Retype every entry below without altering anything.

※ ※ ※

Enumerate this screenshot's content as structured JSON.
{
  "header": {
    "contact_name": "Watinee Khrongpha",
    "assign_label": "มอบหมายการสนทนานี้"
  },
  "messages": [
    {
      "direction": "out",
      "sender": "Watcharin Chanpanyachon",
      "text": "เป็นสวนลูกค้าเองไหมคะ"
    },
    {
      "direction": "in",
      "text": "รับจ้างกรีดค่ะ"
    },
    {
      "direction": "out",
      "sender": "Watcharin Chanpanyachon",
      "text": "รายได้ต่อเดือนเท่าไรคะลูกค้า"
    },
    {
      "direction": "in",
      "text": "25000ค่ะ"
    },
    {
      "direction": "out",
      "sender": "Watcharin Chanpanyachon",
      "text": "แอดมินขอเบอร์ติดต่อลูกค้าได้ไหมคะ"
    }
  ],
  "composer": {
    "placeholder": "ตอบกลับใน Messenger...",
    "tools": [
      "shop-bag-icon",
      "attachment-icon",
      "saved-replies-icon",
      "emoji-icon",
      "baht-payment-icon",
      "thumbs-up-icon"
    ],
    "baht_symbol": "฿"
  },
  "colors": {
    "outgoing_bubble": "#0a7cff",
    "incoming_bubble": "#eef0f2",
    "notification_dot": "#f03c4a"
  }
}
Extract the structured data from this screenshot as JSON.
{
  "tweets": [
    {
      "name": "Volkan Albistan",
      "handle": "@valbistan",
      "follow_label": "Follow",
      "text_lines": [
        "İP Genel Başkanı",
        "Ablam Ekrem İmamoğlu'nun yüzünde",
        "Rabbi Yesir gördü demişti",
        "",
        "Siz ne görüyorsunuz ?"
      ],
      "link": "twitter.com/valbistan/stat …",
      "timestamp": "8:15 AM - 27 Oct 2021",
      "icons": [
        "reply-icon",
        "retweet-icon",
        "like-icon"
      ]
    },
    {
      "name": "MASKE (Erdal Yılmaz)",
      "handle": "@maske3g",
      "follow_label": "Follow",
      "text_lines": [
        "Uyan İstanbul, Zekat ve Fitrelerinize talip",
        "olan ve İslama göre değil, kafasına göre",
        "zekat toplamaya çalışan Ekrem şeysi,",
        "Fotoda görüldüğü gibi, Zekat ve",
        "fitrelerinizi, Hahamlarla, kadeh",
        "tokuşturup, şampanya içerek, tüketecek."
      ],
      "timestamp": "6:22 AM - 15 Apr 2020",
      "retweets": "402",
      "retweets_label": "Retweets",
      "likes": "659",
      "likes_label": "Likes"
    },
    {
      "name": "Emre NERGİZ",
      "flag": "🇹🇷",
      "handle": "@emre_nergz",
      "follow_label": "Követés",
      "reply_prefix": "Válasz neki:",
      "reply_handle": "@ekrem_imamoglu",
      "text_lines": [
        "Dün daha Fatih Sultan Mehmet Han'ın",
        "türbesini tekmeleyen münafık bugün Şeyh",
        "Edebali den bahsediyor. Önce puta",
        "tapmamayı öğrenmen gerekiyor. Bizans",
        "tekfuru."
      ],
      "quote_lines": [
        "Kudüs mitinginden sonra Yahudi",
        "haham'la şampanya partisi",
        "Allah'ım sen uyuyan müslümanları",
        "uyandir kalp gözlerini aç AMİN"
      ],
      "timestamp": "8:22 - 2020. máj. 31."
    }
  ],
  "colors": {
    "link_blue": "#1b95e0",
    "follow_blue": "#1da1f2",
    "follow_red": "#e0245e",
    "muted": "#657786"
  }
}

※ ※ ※

ANSWER BOX:
Enumerate this screenshot's content as structured JSON.
{
  "header": {
    "contact_name": "Watinee Khrongpha",
    "assign_label": "มอบหมายการสนทนานี้"
  },
  "messages": [
    {
      "direction": "out",
      "sender": "Watcharin Chanpanyachon",
      "text": "เป็นสวนลูกค้าเองไหมคะ"
    },
    {
      "direction": "in",
      "text": "รับจ้างกรีดค่ะ"
    },
    {
      "direction": "out",
      "sender": "Watcharin Chanpanyachon",
      "text": "รายได้ต่อเดือนเท่าไรคะลูกค้า"
    },
    {
      "direction": "in",
      "text": "25000ค่ะ"
    },
    {
      "direction": "out",
      "sender": "Watcharin Chanpanyachon",
      "text": "แอดมินขอเบอร์ติดต่อลูกค้าได้ไหมคะ"
    }
  ],
  "composer": {
    "placeholder": "ตอบกลับใน Messenger...",
    "tools": [
      "shop-bag-icon",
      "attachment-icon",
      "saved-replies-icon",
      "emoji-icon",
      "baht-payment-icon",
      "thumbs-up-icon"
    ],
    "baht_symbol": "฿"
  },
  "colors": {
    "outgoing_bubble": "#0a7cff",
    "incoming_bubble": "#eef0f2",
    "notification_dot": "#f03c4a"
  }
}
Extract the structured data from this screenshot as JSON.
{
  "tweets": [
    {
      "name": "Volkan Albistan",
      "handle": "@valbistan",
      "follow_label": "Follow",
      "text_lines": [
        "İP Genel Başkanı",
        "Ablam Ekrem İmamoğlu'nun yüzünde",
        "Rabbi Yesir gördü demişti",
        "",
        "Siz ne görüyorsunuz ?"
      ],
      "link": "twitter.com/valbistan/stat …",
      "timestamp": "8:15 AM - 27 Oct 2021",
      "icons": [
        "reply-icon",
        "retweet-icon",
        "like-icon"
      ]
    },
    {
      "name": "MASKE (Erdal Yılmaz)",
      "handle": "@maske3g",
      "follow_label": "Follow",
      "text_lines": [
        "Uyan İstanbul, Zekat ve Fitrelerinize talip",
        "olan ve İslama göre değil, kafasına göre",
        "zekat toplamaya çalışan Ekrem şeysi,",
        "Fotoda görüldüğü gibi, Zekat ve",
        "fitrelerinizi, Hahamlarla, kadeh",
        "tokuşturup, şampanya içerek, tüketecek."
      ],
      "timestamp": "6:22 AM - 15 Apr 2020",
      "retweets": "402",
      "retweets_label": "Retweets",
      "likes": "659",
      "likes_label": "Likes"
    },
    {
      "name": "Emre NERGİZ",
      "flag": "🇹🇷",
      "handle": "@emre_nergz",
      "follow_label": "Követés",
      "reply_prefix": "Válasz neki:",
      "reply_handle": "@ekrem_imamoglu",
      "text_lines": [
        "Dün daha Fatih Sultan Mehmet Han'ın",
        "türbesini tekmeleyen münafık bugün Şeyh",
        "Edebali den bahsediyor. Önce puta",
        "tapmamayı öğrenmen gerekiyor. Bizans",
        "tekfuru."
      ],
      "quote_lines": [
        "Kudüs mitinginden sonra Yahudi",
        "haham'la şampanya partisi",
        "Allah'ım sen uyuyan müslümanları",
        "uyandir kalp gözlerini aç AMİN"
      ],
      "timestamp": "8:22 - 2020. máj. 31."
    }
  ],
  "colors": {
    "link_blue": "#1b95e0",
    "follow_blue": "#1da1f2",
    "follow_red": "#e0245e",
    "muted": "#657786"
  }
}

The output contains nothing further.